Our Side of the Mountain
This is a story about a veteran in World War II. His name is Douglas Roy LeBlanc. I would like to let you know about the pain that many veterans went though during the war.
Douglas was twenty years old at the time he joined the Royal Canadian Naval Reserve in 1940 in Halifax. As Hitler declared war, many people were devastated. Douglas volunteered to join the navy because he wanted to fight for his country. Many young people do not realize what the veterans went through in the war. I could not tell you in words how painful it must have been for these veterans.
Douglas was not married at the time when he joined the war, but he had thirteen brothers and sisters, and a mother and father who he left behind. Douglas told me in his own words how heartbreaking it was to see his friends get shot and die. Most of all, he had to watch his very best friend die right in front of him. There was nothing else to do but keep on fighting. He also told me that when you had a friend in the war, you did not know how long your friendship would last, or if it would even last.
Doug’s father, Solomon LeBlanc, also fought for his country in World War I. He was shot at Vimy Ridge. A soldier found him and he was taken to the hospital in England. They thought that he was dead, but he was still alive. They couldn’t do anything for him. For nine months he rolled on the floor trying to breathe. He lost so much weight that he went down to ninety pounds. They then sent for a doctor from Halifax to come to England to help Solomon. When the doctor arrived, he said “Solomon, what you need is air.” That is what the doctor did – he gave him air by punching a hole into his throat and putting in a tube. When Solomon began to breathe better, he grabbed the doctor’s hand as tears were rolling down his face. He then started to rub the doctor’s hand to thank him. Solomon was the first man to ever live with a tube in his throat. He was told that he would only live a year, but he ended up living until he was seventy-one years old. Solomon was also given a king’s discharge from the army.
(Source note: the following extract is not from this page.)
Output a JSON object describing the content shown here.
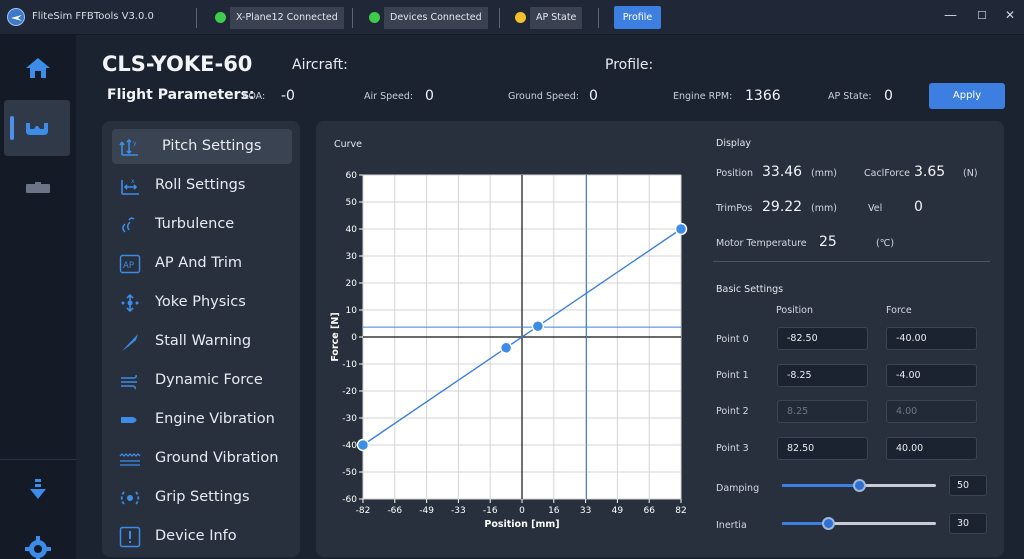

The following song is by my grandfather, Solomon LeBlanc, from Alder Point. He wrote it when he returned from World War I. My father now continues the tradition and still sings this song today.
Picture was seen of a child in a home, gazing up in surprise
when a man came in with a mask over both of his eyes.
The little girl cried, “Please, Sir, don’t steal Daddy’s medals, the medals he’s won overseas.
They were found by his side before he died and sent to my mother and me.
You can take the doll Santa Claus sent me, but please don’t steal Daddy’s medals, the medals he won overseas.”
Submitted by Bobby Jean Dodd
North Sydney Day